About this task: Return the records in full, with every character preserved.

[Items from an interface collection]
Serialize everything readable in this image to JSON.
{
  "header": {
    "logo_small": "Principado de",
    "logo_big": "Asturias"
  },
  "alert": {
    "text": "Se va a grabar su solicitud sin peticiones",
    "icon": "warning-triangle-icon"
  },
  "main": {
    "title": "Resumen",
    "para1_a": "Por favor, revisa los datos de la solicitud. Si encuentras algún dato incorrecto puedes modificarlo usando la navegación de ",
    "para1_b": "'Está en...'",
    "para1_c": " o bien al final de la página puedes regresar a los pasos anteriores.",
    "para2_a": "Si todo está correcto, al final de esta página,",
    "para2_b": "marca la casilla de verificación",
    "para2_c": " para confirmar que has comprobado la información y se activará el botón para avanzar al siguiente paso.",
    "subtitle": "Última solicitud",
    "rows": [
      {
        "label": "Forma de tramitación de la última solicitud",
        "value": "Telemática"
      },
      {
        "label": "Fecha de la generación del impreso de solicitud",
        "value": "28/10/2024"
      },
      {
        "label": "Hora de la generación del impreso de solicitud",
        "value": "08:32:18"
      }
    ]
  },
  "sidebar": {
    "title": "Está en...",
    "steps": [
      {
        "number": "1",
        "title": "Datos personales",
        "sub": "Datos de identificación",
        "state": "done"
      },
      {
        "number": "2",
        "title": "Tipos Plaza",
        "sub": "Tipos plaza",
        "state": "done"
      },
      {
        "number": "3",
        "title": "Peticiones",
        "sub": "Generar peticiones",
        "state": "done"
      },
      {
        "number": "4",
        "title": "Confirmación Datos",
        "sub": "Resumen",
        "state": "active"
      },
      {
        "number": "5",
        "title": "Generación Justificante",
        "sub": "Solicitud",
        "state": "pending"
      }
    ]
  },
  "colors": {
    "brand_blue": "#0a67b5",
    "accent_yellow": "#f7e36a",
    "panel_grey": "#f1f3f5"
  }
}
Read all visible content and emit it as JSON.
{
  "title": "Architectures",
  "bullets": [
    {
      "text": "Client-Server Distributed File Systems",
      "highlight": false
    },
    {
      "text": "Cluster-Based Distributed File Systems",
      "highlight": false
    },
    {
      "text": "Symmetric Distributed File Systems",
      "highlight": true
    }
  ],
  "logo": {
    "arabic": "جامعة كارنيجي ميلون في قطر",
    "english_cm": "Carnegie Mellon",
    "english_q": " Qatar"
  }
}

Answer:
Serialize everything readable in this image to JSON.
{
  "header": {
    "logo_small": "Principado de",
    "logo_big": "Asturias"
  },
  "alert": {
    "text": "Se va a grabar su solicitud sin peticiones",
    "icon": "warning-triangle-icon"
  },
  "main": {
    "title": "Resumen",
    "para1_a": "Por favor, revisa los datos de la solicitud. Si encuentras algún dato incorrecto puedes modificarlo usando la navegación de ",
    "para1_b": "'Está en...'",
    "para1_c": " o bien al final de la página puedes regresar a los pasos anteriores.",
    "para2_a": "Si todo está correcto, al final de esta página,",
    "para2_b": "marca la casilla de verificación",
    "para2_c": " para confirmar que has comprobado la información y se activará el botón para avanzar al siguiente paso.",
    "subtitle": "Última solicitud",
    "rows": [
      {
        "label": "Forma de tramitación de la última solicitud",
        "value": "Telemática"
      },
      {
        "label": "Fecha de la generación del impreso de solicitud",
        "value": "28/10/2024"
      },
      {
        "label": "Hora de la generación del impreso de solicitud",
        "value": "08:32:18"
      }
    ]
  },
  "sidebar": {
    "title": "Está en...",
    "steps": [
      {
        "number": "1",
        "title": "Datos personales",
        "sub": "Datos de identificación",
        "state": "done"
      },
      {
        "number": "2",
        "title": "Tipos Plaza",
        "sub": "Tipos plaza",
        "state": "done"
      },
      {
        "number": "3",
        "title": "Peticiones",
        "sub": "Generar peticiones",
        "state": "done"
      },
      {
        "number": "4",
        "title": "Confirmación Datos",
        "sub": "Resumen",
        "state": "active"
      },
      {
        "number": "5",
        "title": "Generación Justificante",
        "sub": "Solicitud",
        "state": "pending"
      }
    ]
  },
  "colors": {
    "brand_blue": "#0a67b5",
    "accent_yellow": "#f7e36a",
    "panel_grey": "#f1f3f5"
  }
}
Read all visible content and emit it as JSON.
{
  "title": "Architectures",
  "bullets": [
    {
      "text": "Client-Server Distributed File Systems",
      "highlight": false
    },
    {
      "text": "Cluster-Based Distributed File Systems",
      "highlight": false
    },
    {
      "text": "Symmetric Distributed File Systems",
      "highlight": true
    }
  ],
  "logo": {
    "arabic": "جامعة كارنيجي ميلون في قطر",
    "english_cm": "Carnegie Mellon",
    "english_q": " Qatar"
  }
}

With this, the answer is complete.